Michael Brush photo


Michael Brush


Brush up on Stocks

  • Editor of Brush up on Stocks

About Michael

Michael Brush is an award-winning New York-based financial journalist who writes a stock market column for MarketWatch. He has also covered business and investing for the New York Times, the Economist Group, and MSN Money. Mr. Brush is editor of Brush Up on Stocks, an investment newsletter. He is the author of Lessons From the Front Line, a book offering insights on investing and the markets based on the experiences of professional money managers (published by John Wiley). Mr. Brush studied at Columbia Business School in the Knight-Bagehot Fellowship program, and Johns Hopkins SAIS in Italy.
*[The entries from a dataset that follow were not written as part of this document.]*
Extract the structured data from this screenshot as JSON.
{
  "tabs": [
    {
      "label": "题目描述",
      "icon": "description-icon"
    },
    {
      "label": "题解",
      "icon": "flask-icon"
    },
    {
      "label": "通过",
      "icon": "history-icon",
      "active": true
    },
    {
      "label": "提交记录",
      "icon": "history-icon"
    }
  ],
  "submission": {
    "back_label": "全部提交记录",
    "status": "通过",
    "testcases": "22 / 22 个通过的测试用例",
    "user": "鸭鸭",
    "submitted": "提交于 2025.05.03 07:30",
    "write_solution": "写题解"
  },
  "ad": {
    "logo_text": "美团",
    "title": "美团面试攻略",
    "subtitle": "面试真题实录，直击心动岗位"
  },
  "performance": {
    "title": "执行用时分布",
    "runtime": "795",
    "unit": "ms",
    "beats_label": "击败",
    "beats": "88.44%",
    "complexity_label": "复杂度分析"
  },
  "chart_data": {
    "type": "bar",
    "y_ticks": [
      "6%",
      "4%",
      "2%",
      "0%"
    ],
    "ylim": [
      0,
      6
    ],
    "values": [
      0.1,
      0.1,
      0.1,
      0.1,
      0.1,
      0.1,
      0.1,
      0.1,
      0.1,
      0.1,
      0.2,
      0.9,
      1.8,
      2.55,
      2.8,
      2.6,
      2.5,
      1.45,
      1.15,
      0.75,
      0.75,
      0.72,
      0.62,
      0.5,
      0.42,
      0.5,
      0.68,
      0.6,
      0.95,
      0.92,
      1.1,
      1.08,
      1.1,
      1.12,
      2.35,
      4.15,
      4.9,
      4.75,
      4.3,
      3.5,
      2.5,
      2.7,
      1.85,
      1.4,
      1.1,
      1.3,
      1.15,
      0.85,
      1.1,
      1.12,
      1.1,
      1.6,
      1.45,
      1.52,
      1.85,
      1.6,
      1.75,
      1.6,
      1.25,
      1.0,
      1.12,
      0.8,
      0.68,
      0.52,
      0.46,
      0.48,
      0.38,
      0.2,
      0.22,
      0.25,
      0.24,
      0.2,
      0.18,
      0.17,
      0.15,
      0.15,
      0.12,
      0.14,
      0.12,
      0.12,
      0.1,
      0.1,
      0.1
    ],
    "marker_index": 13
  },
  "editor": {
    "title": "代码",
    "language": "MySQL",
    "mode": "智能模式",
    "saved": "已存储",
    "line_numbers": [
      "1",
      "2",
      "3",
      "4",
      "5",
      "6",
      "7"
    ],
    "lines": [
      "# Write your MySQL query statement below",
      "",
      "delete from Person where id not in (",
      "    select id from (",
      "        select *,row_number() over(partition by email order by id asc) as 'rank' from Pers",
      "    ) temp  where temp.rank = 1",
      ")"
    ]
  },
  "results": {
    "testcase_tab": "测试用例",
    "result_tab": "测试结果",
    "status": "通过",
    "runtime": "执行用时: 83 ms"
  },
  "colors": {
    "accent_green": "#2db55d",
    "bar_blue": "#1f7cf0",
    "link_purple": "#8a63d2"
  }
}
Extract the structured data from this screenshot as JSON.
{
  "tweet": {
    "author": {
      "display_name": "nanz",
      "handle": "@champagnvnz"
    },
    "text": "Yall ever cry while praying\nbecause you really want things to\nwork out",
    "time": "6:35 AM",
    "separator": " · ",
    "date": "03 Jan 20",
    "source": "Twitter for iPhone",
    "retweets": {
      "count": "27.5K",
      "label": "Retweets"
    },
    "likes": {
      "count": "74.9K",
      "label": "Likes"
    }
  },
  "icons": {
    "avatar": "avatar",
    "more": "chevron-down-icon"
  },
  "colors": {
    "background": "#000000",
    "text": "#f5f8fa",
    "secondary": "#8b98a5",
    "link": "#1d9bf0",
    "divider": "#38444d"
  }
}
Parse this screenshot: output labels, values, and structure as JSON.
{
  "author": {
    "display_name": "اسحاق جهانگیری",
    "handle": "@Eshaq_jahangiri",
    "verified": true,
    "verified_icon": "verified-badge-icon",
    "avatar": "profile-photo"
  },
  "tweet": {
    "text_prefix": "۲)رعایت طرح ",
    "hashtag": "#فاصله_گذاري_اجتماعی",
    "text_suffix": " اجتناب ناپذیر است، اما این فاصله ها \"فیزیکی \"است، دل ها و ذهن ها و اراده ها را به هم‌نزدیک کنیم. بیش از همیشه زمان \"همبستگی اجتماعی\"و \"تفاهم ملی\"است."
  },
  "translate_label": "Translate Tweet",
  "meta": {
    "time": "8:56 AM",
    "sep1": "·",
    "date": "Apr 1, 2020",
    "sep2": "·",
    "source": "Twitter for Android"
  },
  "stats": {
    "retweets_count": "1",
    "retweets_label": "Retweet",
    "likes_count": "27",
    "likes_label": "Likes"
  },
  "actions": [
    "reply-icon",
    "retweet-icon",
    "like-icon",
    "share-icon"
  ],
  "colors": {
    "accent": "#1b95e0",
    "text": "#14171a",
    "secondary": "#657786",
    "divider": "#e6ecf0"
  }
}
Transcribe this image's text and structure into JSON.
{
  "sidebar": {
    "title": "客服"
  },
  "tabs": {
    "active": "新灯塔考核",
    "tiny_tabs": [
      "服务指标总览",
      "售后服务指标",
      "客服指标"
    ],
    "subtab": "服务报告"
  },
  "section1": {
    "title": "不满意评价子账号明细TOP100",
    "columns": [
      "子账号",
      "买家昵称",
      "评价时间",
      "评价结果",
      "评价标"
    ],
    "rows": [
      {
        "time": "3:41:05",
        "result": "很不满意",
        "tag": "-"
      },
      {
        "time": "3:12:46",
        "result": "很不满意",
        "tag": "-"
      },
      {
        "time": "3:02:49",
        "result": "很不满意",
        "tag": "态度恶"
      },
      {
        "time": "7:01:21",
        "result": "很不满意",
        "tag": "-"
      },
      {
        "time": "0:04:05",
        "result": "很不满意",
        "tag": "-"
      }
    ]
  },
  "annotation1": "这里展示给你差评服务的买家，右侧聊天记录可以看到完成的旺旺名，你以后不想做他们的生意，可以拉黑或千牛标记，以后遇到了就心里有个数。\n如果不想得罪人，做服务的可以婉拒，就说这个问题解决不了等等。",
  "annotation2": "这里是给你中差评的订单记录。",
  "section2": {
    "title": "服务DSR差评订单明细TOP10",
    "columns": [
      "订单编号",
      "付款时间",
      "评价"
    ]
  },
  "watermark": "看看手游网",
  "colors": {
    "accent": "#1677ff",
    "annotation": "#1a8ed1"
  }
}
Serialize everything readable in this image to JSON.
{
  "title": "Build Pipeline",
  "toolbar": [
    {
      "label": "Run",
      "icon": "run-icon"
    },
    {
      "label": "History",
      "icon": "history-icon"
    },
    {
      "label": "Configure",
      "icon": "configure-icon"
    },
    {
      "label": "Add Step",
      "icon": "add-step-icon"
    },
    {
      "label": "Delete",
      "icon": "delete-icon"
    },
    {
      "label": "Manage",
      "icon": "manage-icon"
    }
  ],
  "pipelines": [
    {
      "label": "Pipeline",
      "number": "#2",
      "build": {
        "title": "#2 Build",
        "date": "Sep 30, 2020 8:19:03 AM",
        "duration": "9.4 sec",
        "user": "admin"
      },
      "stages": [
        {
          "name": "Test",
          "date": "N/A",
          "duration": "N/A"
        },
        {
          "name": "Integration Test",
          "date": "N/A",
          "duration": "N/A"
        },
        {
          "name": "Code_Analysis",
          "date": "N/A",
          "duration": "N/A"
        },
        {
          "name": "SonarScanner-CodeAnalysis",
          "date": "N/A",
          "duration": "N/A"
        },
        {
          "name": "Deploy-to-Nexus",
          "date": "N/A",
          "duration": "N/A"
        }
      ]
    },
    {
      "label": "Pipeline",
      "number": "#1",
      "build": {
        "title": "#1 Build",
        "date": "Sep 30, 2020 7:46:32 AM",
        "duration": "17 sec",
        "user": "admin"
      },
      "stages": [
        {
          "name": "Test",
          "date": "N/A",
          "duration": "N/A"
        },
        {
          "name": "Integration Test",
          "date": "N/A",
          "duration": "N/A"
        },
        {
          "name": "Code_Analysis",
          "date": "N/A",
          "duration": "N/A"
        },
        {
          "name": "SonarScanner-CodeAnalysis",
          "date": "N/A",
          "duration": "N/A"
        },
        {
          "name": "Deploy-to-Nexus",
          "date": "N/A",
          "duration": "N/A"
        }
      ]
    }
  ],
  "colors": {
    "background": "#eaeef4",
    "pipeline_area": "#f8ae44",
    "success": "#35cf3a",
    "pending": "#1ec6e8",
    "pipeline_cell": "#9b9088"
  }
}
Michael's Articles

Energy names should continue to do well in 2023, despite the 60% gains they posted in 2022. That’s what energy company insiders are telling us, explains Michael Brush, editor of Brush Up on Stocks.
I use insider buying as a starting point to find promising names, and this seems to work particularly well with energy companies, observes Michael Brush, editor of Brush Up on Stocks.
When Krispy Kreme (DNUT) came public last summer, a lot of the financial press remained stuck in the past, emphasizing accounting issues of yore, recalls Michael Brush, editor of Brush Up on Stocks — and a participant in The Interactive MoneyShow Virtual Expo on March 22-24. Register here for free.
A lot of investors always make the same mistake with initial public offerings (IPOs). They get caught up in the media buzz and buy on the first day, cautions Michael Brush, a specialist in insider trading and editor of Brush Up on Stocks.

Michael's Videos

Michael Brush has analysed insider buying for over two decades in his MarketWatch investment column and Brush Up on Stocks letter. He'll discuss the basics of how to interpret insider activity to get the best signal, what insiders are saying about the market now, and favoured stocks and sectors. Insider buying is just the start. His commentary incorporates fundamental analysis of company, sector, and macro trends. He invests as a contrarian. He uses insider activity to support his conclusions that groupthink and crowd behavior are mispricing sectors and stocks -- creating investment opportunities.